--- THE PROBLEM ---
Each line below containing the word "color" needs to be shown.

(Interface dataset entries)

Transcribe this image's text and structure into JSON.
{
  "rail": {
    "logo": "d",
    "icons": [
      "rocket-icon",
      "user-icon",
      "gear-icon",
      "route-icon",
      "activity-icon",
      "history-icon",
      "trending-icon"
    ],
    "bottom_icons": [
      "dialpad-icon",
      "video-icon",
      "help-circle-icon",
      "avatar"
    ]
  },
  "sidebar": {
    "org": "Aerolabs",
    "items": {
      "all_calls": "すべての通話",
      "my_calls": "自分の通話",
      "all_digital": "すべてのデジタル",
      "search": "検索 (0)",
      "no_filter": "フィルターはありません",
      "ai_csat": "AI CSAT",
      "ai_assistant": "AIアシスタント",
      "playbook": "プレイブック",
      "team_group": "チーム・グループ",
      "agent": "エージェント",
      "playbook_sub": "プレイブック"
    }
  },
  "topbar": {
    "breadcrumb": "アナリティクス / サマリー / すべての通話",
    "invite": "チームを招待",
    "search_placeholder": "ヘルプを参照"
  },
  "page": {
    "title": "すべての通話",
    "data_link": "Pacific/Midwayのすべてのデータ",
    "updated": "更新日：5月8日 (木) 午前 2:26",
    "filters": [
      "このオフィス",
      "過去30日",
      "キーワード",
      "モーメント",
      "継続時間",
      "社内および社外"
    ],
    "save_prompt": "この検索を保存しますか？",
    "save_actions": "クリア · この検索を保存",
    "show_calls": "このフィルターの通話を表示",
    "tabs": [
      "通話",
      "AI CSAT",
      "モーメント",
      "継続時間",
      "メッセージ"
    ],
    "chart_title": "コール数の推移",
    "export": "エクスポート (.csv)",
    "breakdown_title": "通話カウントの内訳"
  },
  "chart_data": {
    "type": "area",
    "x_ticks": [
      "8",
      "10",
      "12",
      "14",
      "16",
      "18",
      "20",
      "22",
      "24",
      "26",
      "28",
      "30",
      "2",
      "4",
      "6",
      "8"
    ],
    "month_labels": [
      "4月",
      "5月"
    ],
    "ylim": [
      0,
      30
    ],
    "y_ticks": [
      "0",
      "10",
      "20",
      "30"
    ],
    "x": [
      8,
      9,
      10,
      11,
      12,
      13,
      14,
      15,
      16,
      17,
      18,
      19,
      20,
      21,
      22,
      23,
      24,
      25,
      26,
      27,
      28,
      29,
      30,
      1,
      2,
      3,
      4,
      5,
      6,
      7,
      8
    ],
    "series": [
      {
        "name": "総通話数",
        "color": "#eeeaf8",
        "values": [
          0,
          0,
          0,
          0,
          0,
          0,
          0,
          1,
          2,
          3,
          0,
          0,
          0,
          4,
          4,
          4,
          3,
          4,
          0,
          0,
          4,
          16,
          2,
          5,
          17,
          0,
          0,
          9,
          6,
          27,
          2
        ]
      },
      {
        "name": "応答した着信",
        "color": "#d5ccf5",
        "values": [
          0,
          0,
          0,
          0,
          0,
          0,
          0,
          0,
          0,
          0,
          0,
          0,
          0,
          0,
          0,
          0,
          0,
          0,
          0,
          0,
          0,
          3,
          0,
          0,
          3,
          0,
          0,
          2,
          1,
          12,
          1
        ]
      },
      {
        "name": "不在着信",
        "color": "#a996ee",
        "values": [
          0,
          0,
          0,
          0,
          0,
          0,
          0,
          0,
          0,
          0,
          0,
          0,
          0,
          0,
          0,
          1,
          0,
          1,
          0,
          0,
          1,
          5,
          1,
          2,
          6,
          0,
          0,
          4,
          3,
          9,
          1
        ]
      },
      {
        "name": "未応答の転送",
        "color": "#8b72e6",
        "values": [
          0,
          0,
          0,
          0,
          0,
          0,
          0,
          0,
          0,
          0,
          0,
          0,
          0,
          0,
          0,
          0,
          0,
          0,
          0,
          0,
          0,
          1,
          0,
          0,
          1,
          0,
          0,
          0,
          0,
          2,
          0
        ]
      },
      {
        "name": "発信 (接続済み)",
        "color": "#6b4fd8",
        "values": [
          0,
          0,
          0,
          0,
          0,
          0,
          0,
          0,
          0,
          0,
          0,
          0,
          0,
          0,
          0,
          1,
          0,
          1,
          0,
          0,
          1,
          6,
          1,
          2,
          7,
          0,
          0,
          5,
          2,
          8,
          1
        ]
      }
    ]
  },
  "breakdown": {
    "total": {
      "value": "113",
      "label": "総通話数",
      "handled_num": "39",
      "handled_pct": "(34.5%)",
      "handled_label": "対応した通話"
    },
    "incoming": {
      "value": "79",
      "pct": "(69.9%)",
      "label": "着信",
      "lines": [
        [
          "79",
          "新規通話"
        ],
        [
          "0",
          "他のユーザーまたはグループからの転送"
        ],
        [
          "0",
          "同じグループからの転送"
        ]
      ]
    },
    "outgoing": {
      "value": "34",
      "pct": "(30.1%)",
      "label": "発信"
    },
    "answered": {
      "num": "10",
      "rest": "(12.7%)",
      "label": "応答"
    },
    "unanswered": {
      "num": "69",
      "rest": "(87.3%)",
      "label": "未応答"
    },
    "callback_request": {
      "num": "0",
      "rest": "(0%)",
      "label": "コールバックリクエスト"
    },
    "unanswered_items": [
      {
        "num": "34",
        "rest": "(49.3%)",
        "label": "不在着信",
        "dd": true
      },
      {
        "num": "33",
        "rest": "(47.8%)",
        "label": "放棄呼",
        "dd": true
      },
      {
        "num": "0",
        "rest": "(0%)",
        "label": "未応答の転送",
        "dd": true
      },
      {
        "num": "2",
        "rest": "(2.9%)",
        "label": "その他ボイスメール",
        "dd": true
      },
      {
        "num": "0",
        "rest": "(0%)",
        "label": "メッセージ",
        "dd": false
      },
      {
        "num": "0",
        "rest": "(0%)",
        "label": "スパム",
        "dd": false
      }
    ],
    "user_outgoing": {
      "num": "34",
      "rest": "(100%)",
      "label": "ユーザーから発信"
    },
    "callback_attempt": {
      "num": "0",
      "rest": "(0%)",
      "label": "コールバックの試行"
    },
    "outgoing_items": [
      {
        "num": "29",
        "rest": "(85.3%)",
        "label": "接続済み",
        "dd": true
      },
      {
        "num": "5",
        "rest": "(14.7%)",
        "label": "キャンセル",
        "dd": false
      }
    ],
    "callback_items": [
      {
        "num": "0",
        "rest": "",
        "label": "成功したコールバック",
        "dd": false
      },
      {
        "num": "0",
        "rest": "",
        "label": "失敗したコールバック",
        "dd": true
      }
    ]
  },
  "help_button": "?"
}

--- ANSWER TO THE PROBLEM ---
        "color": "#eeeaf8",
        "color": "#d5ccf5",
        "color": "#a996ee",
        "color": "#8b72e6",
        "color": "#6b4fd8",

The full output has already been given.